__TASK MATERIAL__
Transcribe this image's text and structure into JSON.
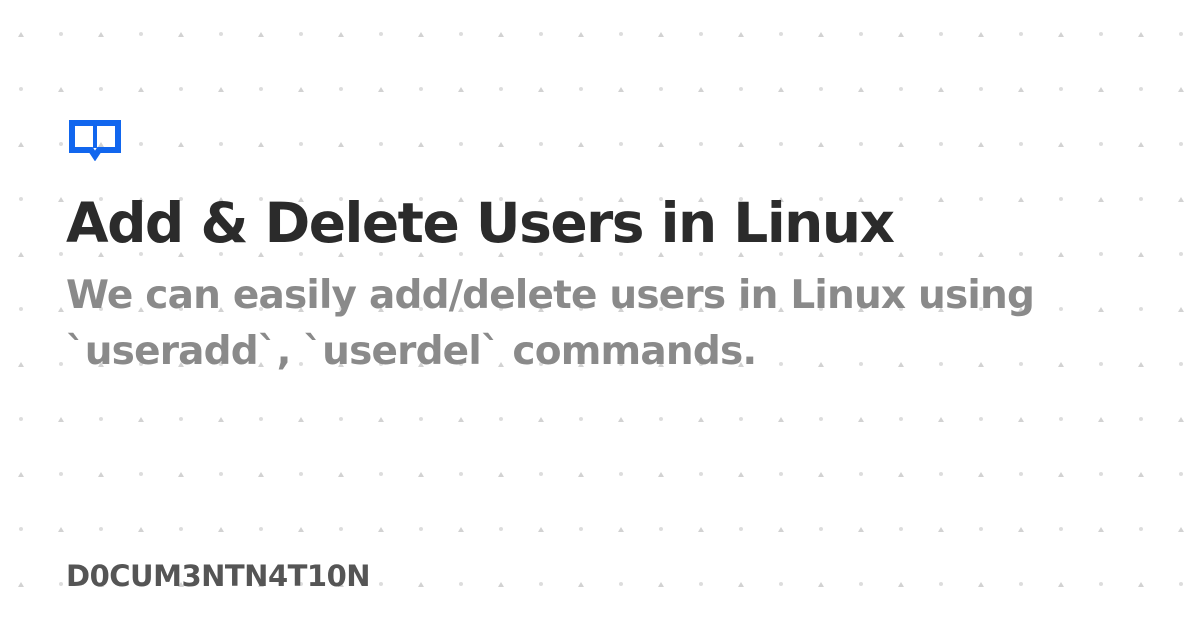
{
  "logo": {
    "icon": "open-book-icon",
    "color": "#1166ee"
  },
  "title": "Add & Delete Users in Linux",
  "description": "We can easily add/delete users in Linux using `useradd`, `userdel` commands.",
  "site_name": "D0CUM3NTN4T10N",
  "colors": {
    "background": "#ffffff",
    "title": "#2b2b2b",
    "description": "#8a8a8a",
    "site_name": "#555555",
    "pattern_dot": "#d0d0d0"
  }
}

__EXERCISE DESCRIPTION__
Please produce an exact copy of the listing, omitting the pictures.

__TASK RESULT__
Transcribe this image's text and structure into JSON.
{
  "logo": {
    "icon": "open-book-icon",
    "color": "#1166ee"
  },
  "title": "Add & Delete Users in Linux",
  "description": "We can easily add/delete users in Linux using `useradd`, `userdel` commands.",
  "site_name": "D0CUM3NTN4T10N",
  "colors": {
    "background": "#ffffff",
    "title": "#2b2b2b",
    "description": "#8a8a8a",
    "site_name": "#555555",
    "pattern_dot": "#d0d0d0"
  }
}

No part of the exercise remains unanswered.